She is a member of the Salón de la Plástica Mexicana[6]


Although she is considered to be self-taught, she learned laboratory techniques at the Centro Universitario de Estudios Cinematográphicos. Although she has an intellectual approach to photography, often learning from contemporaries, she has also been controversial, provoking the enmity of colleagues, testing the limits of her field to avoid simply being a taker of images.[1] Space constraints led her to develop two formats which she called historieta (lit.comic) and the other foto-texto (photo-text) over ten years. However when they were exhibited at the Museo de Arte Moderno, there was controversy at the following roundtable, which concluded that these were not "photography." However, she did the same kind of work for an exhibition in 1991 at the Casa del Lago in Mexico City.[1]

Lavista does diverse themes but movement is a prevailing element, shown in images such as that of ballerinas, flying birds. This reflects her admiration for the work of Eadweard Muybridge on locomotion and the movement in general of both animals and people in sequence.[1] She is also noted for photographs of people in everyday scenes, mostly in Mexico City, but also in other areas of Mexico such as Alvarado, Veracruz, Tepoztlán, Guanajuato, various scenes in Quintana Roo as well as New York, Guatemala and Colombia.[4][5] Fernando Gamboa wrote "Paulina Lavista's eys both discovery and invents worlds. Her poetic visual sensibility constantly stimulated into action, captures the calligraphy traced in heaven by flocks of birds, a quite extraordinary series of works."[1]

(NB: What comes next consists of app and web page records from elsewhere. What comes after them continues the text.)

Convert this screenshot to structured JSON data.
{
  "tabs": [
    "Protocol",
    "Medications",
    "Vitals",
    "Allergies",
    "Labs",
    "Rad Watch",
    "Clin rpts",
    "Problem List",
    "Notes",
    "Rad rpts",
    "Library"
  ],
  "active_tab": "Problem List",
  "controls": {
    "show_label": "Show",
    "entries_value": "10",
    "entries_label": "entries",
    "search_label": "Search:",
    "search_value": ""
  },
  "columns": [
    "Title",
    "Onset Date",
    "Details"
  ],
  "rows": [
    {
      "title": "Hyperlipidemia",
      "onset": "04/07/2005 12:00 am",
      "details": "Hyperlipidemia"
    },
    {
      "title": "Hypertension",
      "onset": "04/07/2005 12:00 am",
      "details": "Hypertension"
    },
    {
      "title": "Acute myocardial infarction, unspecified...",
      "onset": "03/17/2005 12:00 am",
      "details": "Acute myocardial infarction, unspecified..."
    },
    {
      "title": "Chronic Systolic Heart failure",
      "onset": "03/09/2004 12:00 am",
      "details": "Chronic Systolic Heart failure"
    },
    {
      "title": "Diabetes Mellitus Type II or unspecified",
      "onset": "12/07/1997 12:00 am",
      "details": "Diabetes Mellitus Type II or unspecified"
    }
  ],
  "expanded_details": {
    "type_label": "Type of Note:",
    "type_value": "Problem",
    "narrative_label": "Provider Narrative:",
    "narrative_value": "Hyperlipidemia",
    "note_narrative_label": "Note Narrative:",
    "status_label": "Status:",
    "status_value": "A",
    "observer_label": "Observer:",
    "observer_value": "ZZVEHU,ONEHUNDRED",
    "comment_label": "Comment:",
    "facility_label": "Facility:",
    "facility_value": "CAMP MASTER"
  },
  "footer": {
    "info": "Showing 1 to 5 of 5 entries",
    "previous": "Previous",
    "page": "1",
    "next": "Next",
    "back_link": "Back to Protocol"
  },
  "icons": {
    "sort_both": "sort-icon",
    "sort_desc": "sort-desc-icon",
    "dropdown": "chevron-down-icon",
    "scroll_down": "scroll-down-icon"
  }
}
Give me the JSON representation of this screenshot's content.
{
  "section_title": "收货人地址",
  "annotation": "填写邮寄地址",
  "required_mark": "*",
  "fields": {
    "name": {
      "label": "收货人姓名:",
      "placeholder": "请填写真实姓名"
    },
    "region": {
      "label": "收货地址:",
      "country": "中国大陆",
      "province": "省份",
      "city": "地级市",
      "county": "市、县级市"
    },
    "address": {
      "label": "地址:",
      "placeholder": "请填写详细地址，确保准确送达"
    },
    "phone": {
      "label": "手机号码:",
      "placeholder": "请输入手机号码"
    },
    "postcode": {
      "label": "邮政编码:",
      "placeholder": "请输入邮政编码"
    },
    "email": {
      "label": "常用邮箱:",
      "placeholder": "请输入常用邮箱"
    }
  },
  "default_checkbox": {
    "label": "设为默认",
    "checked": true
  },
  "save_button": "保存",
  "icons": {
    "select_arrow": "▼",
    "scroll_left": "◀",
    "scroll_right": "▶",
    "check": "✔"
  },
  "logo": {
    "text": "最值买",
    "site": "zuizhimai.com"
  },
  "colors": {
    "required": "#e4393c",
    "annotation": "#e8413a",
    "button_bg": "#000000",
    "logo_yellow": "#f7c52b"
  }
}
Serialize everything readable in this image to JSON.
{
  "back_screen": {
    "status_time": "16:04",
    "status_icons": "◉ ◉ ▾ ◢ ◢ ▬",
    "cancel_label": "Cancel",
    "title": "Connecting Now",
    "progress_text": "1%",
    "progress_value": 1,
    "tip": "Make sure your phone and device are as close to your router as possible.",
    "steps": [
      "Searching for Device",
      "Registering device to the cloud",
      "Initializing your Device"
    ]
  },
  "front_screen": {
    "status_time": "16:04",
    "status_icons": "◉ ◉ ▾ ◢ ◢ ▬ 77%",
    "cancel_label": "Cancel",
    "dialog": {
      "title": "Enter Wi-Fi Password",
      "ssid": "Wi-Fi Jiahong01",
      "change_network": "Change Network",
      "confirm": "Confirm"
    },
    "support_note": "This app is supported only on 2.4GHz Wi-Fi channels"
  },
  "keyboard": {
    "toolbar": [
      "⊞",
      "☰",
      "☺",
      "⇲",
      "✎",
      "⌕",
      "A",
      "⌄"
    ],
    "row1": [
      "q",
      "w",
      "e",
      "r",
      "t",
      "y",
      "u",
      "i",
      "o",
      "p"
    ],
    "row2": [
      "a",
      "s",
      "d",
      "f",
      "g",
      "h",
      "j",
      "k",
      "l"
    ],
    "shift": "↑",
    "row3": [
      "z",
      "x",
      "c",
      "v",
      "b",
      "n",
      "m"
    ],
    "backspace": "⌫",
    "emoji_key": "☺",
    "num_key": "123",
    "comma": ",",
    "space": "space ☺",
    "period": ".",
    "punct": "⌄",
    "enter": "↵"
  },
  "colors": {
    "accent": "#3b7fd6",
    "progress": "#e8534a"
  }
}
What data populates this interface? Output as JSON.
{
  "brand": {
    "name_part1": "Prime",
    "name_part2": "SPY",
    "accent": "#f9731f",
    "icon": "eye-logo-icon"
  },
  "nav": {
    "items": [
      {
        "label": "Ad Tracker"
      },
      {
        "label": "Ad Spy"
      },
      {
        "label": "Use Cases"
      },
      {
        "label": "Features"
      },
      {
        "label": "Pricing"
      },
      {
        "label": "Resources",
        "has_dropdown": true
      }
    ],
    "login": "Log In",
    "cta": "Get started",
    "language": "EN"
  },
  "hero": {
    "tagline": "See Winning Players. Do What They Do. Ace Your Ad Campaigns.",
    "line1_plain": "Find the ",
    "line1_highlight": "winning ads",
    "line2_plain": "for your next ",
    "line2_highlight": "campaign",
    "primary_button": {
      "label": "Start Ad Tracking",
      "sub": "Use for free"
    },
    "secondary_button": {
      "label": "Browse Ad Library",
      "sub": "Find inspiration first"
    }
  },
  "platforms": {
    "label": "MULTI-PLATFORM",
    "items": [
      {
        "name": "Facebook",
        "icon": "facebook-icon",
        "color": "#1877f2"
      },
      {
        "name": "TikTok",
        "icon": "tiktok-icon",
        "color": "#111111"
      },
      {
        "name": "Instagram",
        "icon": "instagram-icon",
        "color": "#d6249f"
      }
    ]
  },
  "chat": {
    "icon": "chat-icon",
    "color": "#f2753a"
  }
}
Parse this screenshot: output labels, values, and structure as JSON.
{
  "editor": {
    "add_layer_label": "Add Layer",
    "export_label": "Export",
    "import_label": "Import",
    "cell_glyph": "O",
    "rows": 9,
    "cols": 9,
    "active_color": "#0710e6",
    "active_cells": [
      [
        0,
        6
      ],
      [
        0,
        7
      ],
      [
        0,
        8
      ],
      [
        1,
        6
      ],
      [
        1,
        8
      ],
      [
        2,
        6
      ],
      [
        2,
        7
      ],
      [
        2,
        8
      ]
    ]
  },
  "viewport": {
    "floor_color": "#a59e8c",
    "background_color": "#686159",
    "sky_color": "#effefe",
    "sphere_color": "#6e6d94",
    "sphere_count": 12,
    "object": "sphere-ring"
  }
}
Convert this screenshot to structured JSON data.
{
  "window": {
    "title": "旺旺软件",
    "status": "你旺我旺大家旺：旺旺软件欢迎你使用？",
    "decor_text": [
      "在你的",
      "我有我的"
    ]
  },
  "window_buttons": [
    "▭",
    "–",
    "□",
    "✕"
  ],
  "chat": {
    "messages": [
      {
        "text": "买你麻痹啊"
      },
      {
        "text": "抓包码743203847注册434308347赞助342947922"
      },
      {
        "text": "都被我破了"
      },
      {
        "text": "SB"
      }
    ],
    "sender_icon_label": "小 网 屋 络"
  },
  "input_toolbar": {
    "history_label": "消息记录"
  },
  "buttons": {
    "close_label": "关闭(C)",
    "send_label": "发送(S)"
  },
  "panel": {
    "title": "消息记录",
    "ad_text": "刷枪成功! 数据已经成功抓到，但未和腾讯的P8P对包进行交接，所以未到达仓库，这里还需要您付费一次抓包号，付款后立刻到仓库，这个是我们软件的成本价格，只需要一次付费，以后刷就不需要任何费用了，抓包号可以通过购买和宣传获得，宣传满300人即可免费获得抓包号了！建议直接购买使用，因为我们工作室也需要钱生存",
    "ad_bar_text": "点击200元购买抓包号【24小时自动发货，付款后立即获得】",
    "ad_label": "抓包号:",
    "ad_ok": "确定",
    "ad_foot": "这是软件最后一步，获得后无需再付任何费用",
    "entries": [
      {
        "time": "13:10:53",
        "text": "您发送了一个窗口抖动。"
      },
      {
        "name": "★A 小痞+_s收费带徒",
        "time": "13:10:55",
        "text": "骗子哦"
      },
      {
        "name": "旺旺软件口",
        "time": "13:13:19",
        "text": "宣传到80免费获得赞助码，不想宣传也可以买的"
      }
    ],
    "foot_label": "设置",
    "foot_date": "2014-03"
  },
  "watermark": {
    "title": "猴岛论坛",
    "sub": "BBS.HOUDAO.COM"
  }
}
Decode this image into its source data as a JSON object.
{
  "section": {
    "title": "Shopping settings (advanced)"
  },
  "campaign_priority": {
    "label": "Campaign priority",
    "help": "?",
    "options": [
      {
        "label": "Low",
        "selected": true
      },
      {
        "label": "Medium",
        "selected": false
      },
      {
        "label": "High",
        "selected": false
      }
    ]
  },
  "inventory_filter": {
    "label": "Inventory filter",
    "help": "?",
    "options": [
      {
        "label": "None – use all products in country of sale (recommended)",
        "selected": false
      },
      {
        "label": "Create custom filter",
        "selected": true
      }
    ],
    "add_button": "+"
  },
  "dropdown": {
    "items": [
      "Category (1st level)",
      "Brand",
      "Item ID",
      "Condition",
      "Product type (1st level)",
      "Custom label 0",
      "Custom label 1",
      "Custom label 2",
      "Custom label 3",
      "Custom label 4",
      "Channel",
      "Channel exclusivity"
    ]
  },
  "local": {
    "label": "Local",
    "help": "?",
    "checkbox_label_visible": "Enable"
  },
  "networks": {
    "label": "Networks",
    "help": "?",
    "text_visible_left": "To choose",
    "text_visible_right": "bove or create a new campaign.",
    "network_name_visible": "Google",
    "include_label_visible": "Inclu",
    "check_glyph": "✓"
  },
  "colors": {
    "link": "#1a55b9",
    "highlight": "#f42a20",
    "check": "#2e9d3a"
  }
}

She states that her artistic ideology is:[1]

meditation on art and technology, the history of art in general and photography in particular, the ideas and concrete contributions of Muybridge and Cartier-Bresson, Barthés' concept of the event, the ideas of Salvador Elizondo on text and textualism, and masterworks of painting (Velázquez) and literature.


  1. ^ a b c d e f g h i Guillermo Tovar de Teresa (1996). Repertory of Artists in Mexico: Plastic and Decorative Arts. II. Mexico City: Grupo Financiero Bancomer. p. 244. ISBN 968 6258 56 6. 
  2. ^ a b c d e Angélica Abelleyra. "Paulina Lavista: acercarse al alma de los seres". Mexico City: Museo de Mujeres. Retrieved August 5, 2013. 
  3. ^ a b Javier García-Galiano (May 17, 2013). "Un orden fotográfico". El Universal. Mexico City. Retrieved August 5, 2013. 
  4. ^ a b c Carlos Paul (May 11, 2013). "Paulina Lavista comparte su ímpetu de juventud11". La Jornada. Mexico City. p. 3. Retrieved August 5, 2013. 
  5. ^ a b Marcial Fernández (May 12, 2013). "Momentos dados, de Paulina Lavista". El Economista. Mexico City. Retrieved August 5, 2013. 
  6. ^ "Lista de miembros" [List of members] (in Spanish). Mexico City: Salón de la Plástica Mexicana. Retrieved August 5, 2013.